The task:
Could you copy each line of the entries that contains "Panasonic"?

(Data records for software interfaces)
=== Begin Enclosure ===
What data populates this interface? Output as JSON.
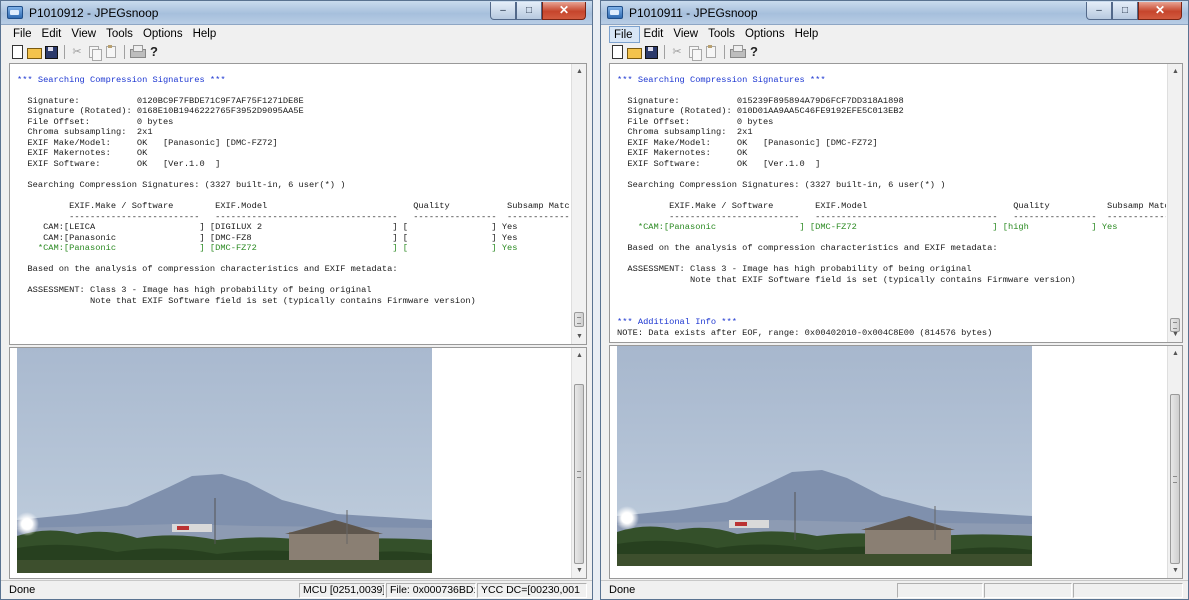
{
  "windows": [
    {
      "title": "P1010912 - JPEGsnoop",
      "controls": {
        "minimize": "–",
        "maximize": "□",
        "close": "✕"
      },
      "menu": [
        "File",
        "Edit",
        "View",
        "Tools",
        "Options",
        "Help"
      ],
      "toolbar_icons": [
        "new-icon",
        "open-icon",
        "save-icon",
        "cut-icon",
        "copy-icon",
        "paste-icon",
        "print-icon",
        "help-icon"
      ],
      "log": [
        {
          "t": "",
          "c": ""
        },
        {
          "t": "*** Searching Compression Signatures ***",
          "c": "blue"
        },
        {
          "t": "",
          "c": ""
        },
        {
          "t": "  Signature:           0120BC9F7FBDE71C9F7AF75F1271DE8E",
          "c": ""
        },
        {
          "t": "  Signature (Rotated): 0168E10B1946222765F3952D9095AA5E",
          "c": ""
        },
        {
          "t": "  File Offset:         0 bytes",
          "c": ""
        },
        {
          "t": "  Chroma subsampling:  2x1",
          "c": ""
        },
        {
          "t": "  EXIF Make/Model:     OK   [Panasonic] [DMC-FZ72]",
          "c": ""
        },
        {
          "t": "  EXIF Makernotes:     OK",
          "c": ""
        },
        {
          "t": "  EXIF Software:       OK   [Ver.1.0  ]",
          "c": ""
        },
        {
          "t": "",
          "c": ""
        },
        {
          "t": "  Searching Compression Signatures: (3327 built-in, 6 user(*) )",
          "c": ""
        },
        {
          "t": "",
          "c": ""
        },
        {
          "t": "          EXIF.Make / Software        EXIF.Model                            Quality           Subsamp Match?",
          "c": ""
        },
        {
          "t": "          -------------------------   -----------------------------------   ----------------  --------------",
          "c": ""
        },
        {
          "t": "     CAM:[LEICA                    ] [DIGILUX 2                         ] [                ] Yes",
          "c": ""
        },
        {
          "t": "     CAM:[Panasonic                ] [DMC-FZ8                           ] [                ] Yes",
          "c": ""
        },
        {
          "t": "    *CAM:[Panasonic                ] [DMC-FZ72                          ] [                ] Yes",
          "c": "green"
        },
        {
          "t": "",
          "c": ""
        },
        {
          "t": "  Based on the analysis of compression characteristics and EXIF metadata:",
          "c": ""
        },
        {
          "t": "",
          "c": ""
        },
        {
          "t": "  ASSESSMENT: Class 3 - Image has high probability of being original",
          "c": ""
        },
        {
          "t": "              Note that EXIF Software field is set (typically contains Firmware version)",
          "c": ""
        }
      ],
      "status": {
        "main": "Done",
        "panels": [
          "MCU [0251,0039]",
          "File: 0x000736BD:2",
          "YCC DC=[00230,001"
        ]
      }
    },
    {
      "title": "P1010911 - JPEGsnoop",
      "controls": {
        "minimize": "–",
        "maximize": "□",
        "close": "✕"
      },
      "menu": [
        "File",
        "Edit",
        "View",
        "Tools",
        "Options",
        "Help"
      ],
      "toolbar_icons": [
        "new-icon",
        "open-icon",
        "save-icon",
        "cut-icon",
        "copy-icon",
        "paste-icon",
        "print-icon",
        "help-icon"
      ],
      "log": [
        {
          "t": "",
          "c": ""
        },
        {
          "t": "*** Searching Compression Signatures ***",
          "c": "blue"
        },
        {
          "t": "",
          "c": ""
        },
        {
          "t": "  Signature:           015239F895894A79D6FCF7DD318A1898",
          "c": ""
        },
        {
          "t": "  Signature (Rotated): 010D01AA9AA5C46FE9192EFE5C013EB2",
          "c": ""
        },
        {
          "t": "  File Offset:         0 bytes",
          "c": ""
        },
        {
          "t": "  Chroma subsampling:  2x1",
          "c": ""
        },
        {
          "t": "  EXIF Make/Model:     OK   [Panasonic] [DMC-FZ72]",
          "c": ""
        },
        {
          "t": "  EXIF Makernotes:     OK",
          "c": ""
        },
        {
          "t": "  EXIF Software:       OK   [Ver.1.0  ]",
          "c": ""
        },
        {
          "t": "",
          "c": ""
        },
        {
          "t": "  Searching Compression Signatures: (3327 built-in, 6 user(*) )",
          "c": ""
        },
        {
          "t": "",
          "c": ""
        },
        {
          "t": "          EXIF.Make / Software        EXIF.Model                            Quality           Subsamp Match?",
          "c": ""
        },
        {
          "t": "          -------------------------   -----------------------------------   ----------------  --------------",
          "c": ""
        },
        {
          "t": "    *CAM:[Panasonic                ] [DMC-FZ72                          ] [high            ] Yes",
          "c": "green"
        },
        {
          "t": "",
          "c": ""
        },
        {
          "t": "  Based on the analysis of compression characteristics and EXIF metadata:",
          "c": ""
        },
        {
          "t": "",
          "c": ""
        },
        {
          "t": "  ASSESSMENT: Class 3 - Image has high probability of being original",
          "c": ""
        },
        {
          "t": "              Note that EXIF Software field is set (typically contains Firmware version)",
          "c": ""
        },
        {
          "t": "",
          "c": ""
        },
        {
          "t": "",
          "c": ""
        },
        {
          "t": "",
          "c": ""
        },
        {
          "t": "*** Additional Info ***",
          "c": "blue"
        },
        {
          "t": "NOTE: Data exists after EOF, range: 0x00402010-0x004C8E00 (814576 bytes)",
          "c": ""
        }
      ],
      "status": {
        "main": "Done",
        "panels": [
          "",
          "",
          ""
        ]
      }
    }
  ],
  "colors": {
    "log_blue": "#1c36d1",
    "log_green": "#2b8a22",
    "titlebar": "#b8cde5"
  }
}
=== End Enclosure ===
Result of this exercise:
          "t": "  EXIF Make/Model:     OK   [Panasonic] [DMC-FZ72]",
          "t": "     CAM:[Panasonic                ] [DMC-FZ8                           ] [                ] Yes",
          "t": "    *CAM:[Panasonic                ] [DMC-FZ72                          ] [                ] Yes",
          "t": "  EXIF Make/Model:     OK   [Panasonic] [DMC-FZ72]",
          "t": "    *CAM:[Panasonic                ] [DMC-FZ72                          ] [high            ] Yes",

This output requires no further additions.